- **DATASET RECORDS**

--- START ---

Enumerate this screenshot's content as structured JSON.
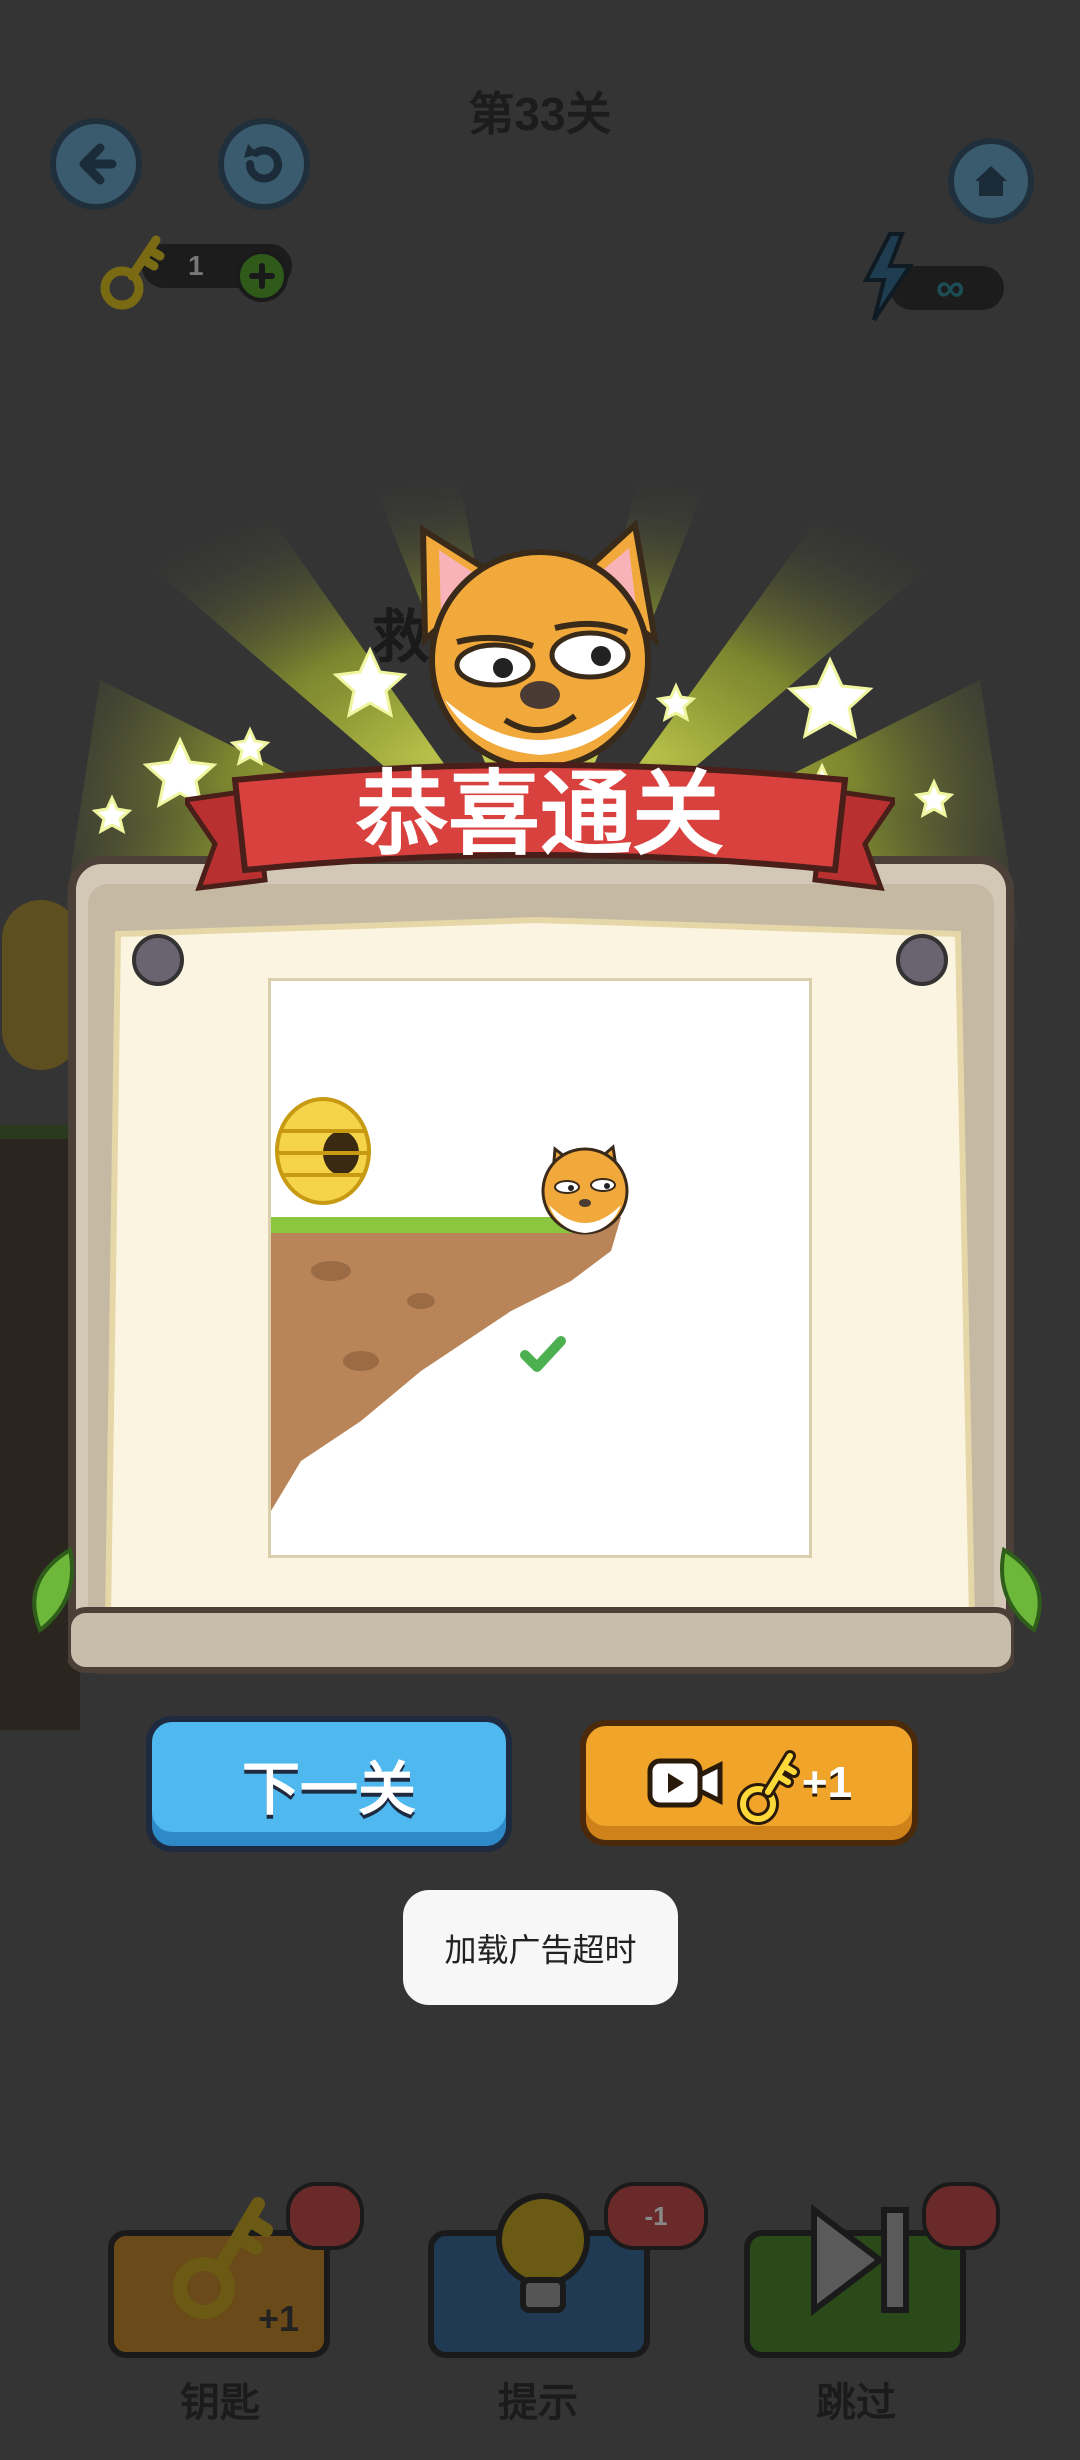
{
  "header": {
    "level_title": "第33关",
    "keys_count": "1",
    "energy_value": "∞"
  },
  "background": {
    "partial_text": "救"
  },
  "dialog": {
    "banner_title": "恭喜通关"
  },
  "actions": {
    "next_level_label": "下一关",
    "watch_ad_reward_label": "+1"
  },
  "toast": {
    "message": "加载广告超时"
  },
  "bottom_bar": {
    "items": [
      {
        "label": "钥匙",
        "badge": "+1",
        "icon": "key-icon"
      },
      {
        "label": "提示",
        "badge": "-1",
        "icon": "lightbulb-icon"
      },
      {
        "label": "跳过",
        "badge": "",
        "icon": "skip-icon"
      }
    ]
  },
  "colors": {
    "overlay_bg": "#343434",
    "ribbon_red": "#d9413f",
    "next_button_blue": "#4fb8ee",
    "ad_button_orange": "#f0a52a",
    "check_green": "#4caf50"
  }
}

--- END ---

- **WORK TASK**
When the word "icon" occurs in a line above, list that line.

- **SOLUTION TO THIS TASK**
        "icon": "key-icon"
        "icon": "lightbulb-icon"
        "icon": "skip-icon"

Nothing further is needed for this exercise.